Iraq reconstruction moves ahead. CENTCOM:
The reconstruction effort under way in Iraq is one of the most extensive and challenging of all time, but also one of the most important, the deputy commander of the U.S. Army Corps of Engineers told the Senate Committee on Homeland Security and Governmental Affairs today.

Army Maj. Gen. Ronald Johnson, who served as the first commander of the corps’ Gulf Region Division, reported that the Iraqi reconstruction program “is yielding positive, tangible results every day and has significantly improved the lives of the Iraqi people.”

Despite a challenging and often hostile work environment, Johnson reported that some 4,000 Corps of Engineers soldiers and civilian employees have seen more than 2,800 projects completed. “We have completed 13 refurbished hospitals that can serve 5,500 patients a day, restored water treatment facilities benefiting over 2.3 million Iraqis, completed over 250 border forts, helping to secure more than 2,000 miles of Iraqi borders, completed over 800 new or renovated schools serving 325,000 Iraqi children, and have increased electric power generation, benefiting 1.3 million homes,” he said.

Why is CENTCOM kicking Michael Yon out? Michael Yon: 'A general emailed in the past 24 hours threatening to kick me out. The first time the Army threatened to kick me out was in late 2005, just after I published a dispatch called “Gates of Fire.” Some of the senior level public affairs people who’d been upset by “Proximity Delays” were looking ever since for a reason to kick me out and they wanted to use “Gates of Fire” as a catapult. In the events described in that dispatch, I broke some rules by, for instance, firing a weapon during combat when some of our soldiers were fighting fairly close quarters and one was wounded and still under enemy fire. That’s right. I’m not sure what message the senior level public affairs people thought that would convey had they succeeded, (which they didn’t) but it was clear to me what they valued most. They want the press on a short leash, even at the expense of the life of a soldier.' Captain's Quarters: 'Does the Army want to build honest support for the mission here at home? Or would they rather play bureaucratic games with one of the few journalists willing to go wherever our soldiers go? Someone needs a reality check at CENTCOM.' (Michael Yon, Captain's Quarters)

Blast from the past. Sand Gets In My Eyes links a prescient 1946 War Department report:
Six decades ago, just after WWII and before the start of the Cold War, the US War Department conducted a study on long-term threats to global security. The number one threat according to their study? Islamic fundamentalists in the Middle East.

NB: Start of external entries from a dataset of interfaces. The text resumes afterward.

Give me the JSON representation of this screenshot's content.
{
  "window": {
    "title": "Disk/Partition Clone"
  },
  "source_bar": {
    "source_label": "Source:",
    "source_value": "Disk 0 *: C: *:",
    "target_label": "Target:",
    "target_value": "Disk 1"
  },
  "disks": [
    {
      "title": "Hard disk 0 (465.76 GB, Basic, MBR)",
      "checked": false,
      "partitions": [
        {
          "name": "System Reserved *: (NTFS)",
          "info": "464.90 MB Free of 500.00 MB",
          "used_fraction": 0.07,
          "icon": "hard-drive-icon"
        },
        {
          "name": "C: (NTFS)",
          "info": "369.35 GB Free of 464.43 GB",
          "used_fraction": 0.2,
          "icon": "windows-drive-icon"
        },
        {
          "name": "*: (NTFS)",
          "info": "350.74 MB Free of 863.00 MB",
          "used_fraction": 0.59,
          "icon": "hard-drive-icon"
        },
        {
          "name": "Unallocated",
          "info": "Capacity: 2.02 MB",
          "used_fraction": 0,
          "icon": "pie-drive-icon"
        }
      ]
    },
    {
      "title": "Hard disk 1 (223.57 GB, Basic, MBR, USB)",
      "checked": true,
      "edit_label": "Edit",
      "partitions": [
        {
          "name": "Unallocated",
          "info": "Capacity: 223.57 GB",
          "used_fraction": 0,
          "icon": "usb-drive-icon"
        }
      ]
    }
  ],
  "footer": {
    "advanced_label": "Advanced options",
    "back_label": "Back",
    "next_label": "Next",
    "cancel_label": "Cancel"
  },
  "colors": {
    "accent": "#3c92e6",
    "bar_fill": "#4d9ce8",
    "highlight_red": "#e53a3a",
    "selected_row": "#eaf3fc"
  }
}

The report is filled with political incorrectness that would today probably lead to lawsuits and sit-ins, but it is also filled with some pretty interesting thoughts.

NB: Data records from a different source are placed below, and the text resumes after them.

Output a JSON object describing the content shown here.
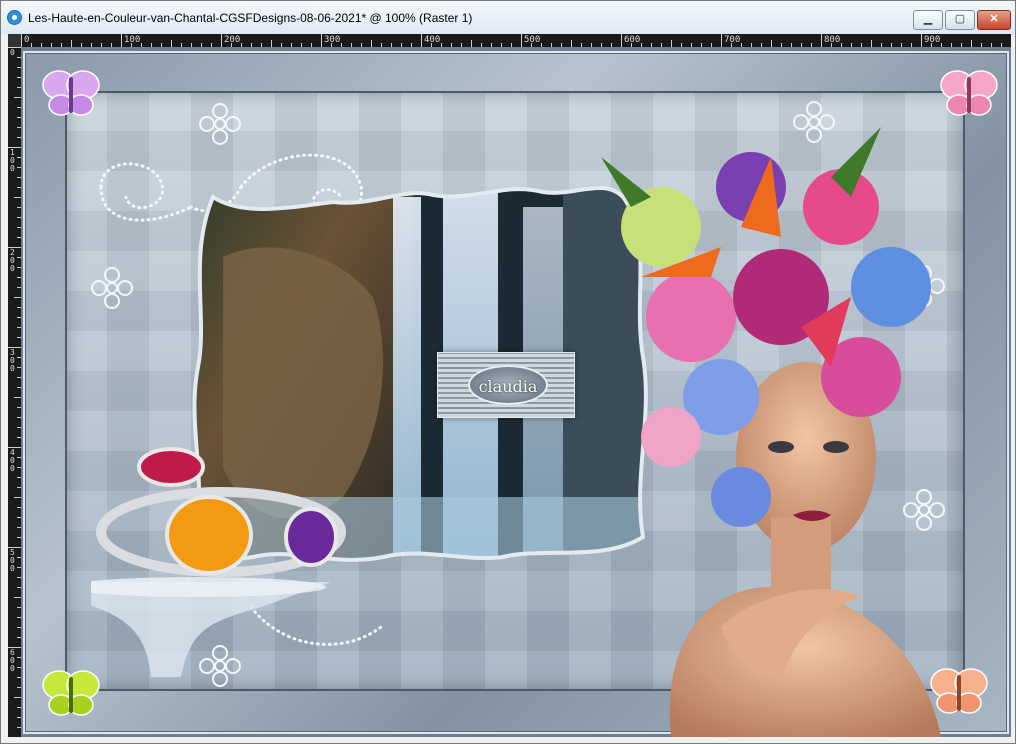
{
  "window": {
    "title": "Les-Haute-en-Couleur-van-Chantal-CGSFDesigns-08-06-2021* @ 100% (Raster 1)",
    "minimize_icon": "minimize-icon",
    "maximize_icon": "maximize-icon",
    "close_icon": "close-icon"
  },
  "ruler": {
    "horizontal_labels": [
      "0",
      "100",
      "200",
      "300",
      "400",
      "500",
      "600",
      "700",
      "800",
      "900"
    ],
    "vertical_labels": [
      "0",
      "100",
      "200",
      "300",
      "400",
      "500",
      "600"
    ]
  },
  "canvas": {
    "watermark_text": "claudia",
    "colors": {
      "frame": "#9aa9b8",
      "background_pattern": "#b4c1ce",
      "accent_pink": "#e4569c",
      "accent_purple": "#7a3fb0"
    }
  }
}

According to the report – remember it was written long before the terrorist attacks of recent years – paints a picture of a region “full of frustration and discontent”, a region torn apart by two powerful urges: one internal and one, not surprisingly external:

“The Muslims remember the power with which once they not only ruled their own domains but also overpowered half of Europe, yet they are painfully aware of their present economic, cultural, and military impoverishment. Thus a terrific internal pressure is building up in their collective thinking.”

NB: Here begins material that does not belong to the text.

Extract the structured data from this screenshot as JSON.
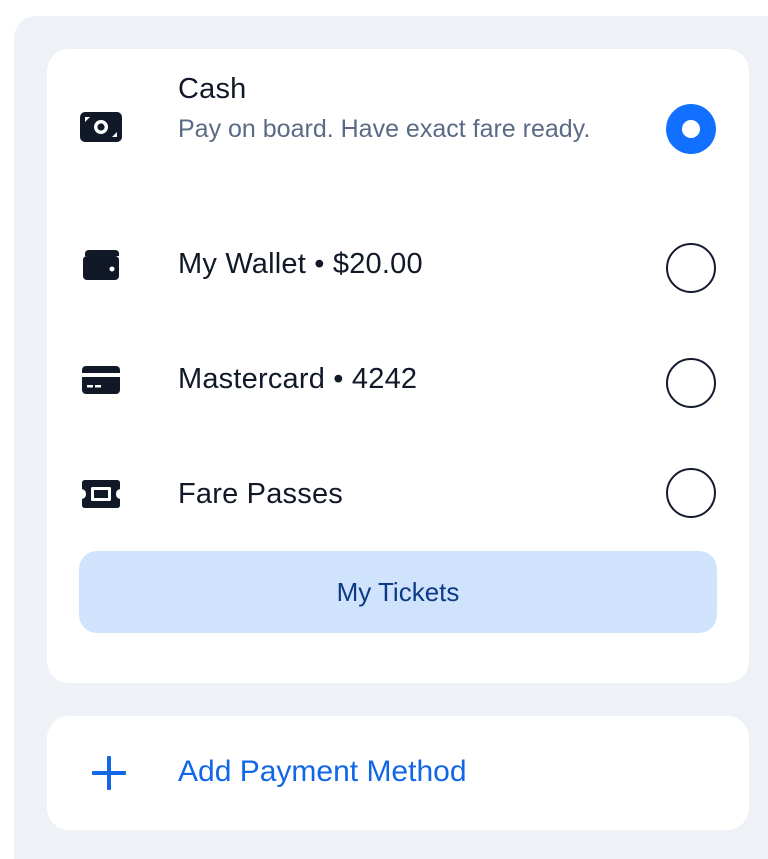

The report goes on to conclude that:

“The Muslims intend, by any means possible, to regain political independence and to reap the profits of their own resources, which in recent times and up to the present have been surrendered to the exploitation of foreigners who could provide capital investments. The area, in short, has an inferiority complex, and its activities are thus as unpredictable as those of any individual so motivated.”

Read the rest at the link. (SGIME)